EXERCISE GOAL - Going through the entries below, copy out each line that contains "into".

(Stored data)
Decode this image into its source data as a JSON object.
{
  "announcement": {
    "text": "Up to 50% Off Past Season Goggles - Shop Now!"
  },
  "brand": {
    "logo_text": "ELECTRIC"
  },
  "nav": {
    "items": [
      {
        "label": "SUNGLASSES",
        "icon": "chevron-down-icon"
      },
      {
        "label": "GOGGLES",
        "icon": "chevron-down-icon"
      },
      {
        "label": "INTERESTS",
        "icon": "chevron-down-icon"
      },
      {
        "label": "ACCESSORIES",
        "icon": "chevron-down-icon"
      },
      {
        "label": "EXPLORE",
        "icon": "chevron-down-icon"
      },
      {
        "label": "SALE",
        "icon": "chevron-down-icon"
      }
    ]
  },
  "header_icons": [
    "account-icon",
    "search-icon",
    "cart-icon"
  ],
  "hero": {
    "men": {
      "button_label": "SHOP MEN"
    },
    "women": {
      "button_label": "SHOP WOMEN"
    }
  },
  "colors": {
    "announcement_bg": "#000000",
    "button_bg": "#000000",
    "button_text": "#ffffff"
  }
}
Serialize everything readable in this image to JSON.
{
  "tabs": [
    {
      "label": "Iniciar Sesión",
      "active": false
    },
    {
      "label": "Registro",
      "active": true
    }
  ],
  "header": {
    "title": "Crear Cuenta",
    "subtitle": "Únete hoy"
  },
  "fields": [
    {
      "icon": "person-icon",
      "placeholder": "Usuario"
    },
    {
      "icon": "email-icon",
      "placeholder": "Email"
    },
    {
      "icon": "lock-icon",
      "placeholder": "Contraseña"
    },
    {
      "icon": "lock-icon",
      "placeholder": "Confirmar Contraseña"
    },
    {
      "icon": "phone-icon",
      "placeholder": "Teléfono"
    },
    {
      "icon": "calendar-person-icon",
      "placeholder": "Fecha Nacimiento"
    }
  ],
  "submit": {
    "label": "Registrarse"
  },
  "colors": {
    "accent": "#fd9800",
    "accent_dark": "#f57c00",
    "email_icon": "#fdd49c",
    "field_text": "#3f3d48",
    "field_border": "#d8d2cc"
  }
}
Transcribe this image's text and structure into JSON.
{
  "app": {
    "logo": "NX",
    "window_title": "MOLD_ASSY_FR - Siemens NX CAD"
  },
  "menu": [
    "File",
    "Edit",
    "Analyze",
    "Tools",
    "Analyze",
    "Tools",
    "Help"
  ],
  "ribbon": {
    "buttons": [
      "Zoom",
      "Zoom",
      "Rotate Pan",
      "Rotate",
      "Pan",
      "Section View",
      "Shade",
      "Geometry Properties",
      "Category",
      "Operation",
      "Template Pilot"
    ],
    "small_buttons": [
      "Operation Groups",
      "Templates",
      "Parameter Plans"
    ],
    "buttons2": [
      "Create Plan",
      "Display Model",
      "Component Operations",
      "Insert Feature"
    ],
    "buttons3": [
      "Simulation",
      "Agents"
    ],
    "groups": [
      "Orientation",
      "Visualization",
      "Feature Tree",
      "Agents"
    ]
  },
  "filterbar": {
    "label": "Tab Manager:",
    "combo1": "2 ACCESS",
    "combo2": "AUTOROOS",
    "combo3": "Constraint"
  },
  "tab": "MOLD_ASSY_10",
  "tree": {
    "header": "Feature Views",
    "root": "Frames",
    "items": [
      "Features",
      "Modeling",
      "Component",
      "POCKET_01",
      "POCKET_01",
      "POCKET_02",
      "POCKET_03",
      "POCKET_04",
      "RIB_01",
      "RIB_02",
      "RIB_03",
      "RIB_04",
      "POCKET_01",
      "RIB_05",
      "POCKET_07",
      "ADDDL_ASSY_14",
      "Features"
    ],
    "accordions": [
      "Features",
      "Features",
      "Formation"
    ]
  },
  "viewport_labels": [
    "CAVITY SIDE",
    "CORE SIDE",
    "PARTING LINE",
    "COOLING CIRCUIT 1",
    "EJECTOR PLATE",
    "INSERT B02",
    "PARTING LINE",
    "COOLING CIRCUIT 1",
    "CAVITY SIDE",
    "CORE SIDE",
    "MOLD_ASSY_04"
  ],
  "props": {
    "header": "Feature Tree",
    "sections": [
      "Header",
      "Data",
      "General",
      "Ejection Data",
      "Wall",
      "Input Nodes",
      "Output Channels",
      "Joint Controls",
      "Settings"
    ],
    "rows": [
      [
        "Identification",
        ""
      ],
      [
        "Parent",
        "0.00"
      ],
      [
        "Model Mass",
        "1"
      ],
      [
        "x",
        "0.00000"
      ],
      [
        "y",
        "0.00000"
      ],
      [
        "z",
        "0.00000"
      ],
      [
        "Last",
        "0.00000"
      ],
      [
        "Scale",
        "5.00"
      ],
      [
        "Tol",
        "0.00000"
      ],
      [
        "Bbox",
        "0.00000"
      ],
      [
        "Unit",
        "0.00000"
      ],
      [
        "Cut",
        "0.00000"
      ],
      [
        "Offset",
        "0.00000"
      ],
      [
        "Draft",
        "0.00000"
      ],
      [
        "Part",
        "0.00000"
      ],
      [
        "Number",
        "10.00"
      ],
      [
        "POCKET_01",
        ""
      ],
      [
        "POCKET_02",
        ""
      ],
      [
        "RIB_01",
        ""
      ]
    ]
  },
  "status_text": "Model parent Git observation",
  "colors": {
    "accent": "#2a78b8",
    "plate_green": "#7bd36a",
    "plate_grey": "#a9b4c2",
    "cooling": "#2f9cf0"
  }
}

ANSWER BOX -
Decode this image into its source data as a JSON object.
Transcribe this image's text and structure into JSON.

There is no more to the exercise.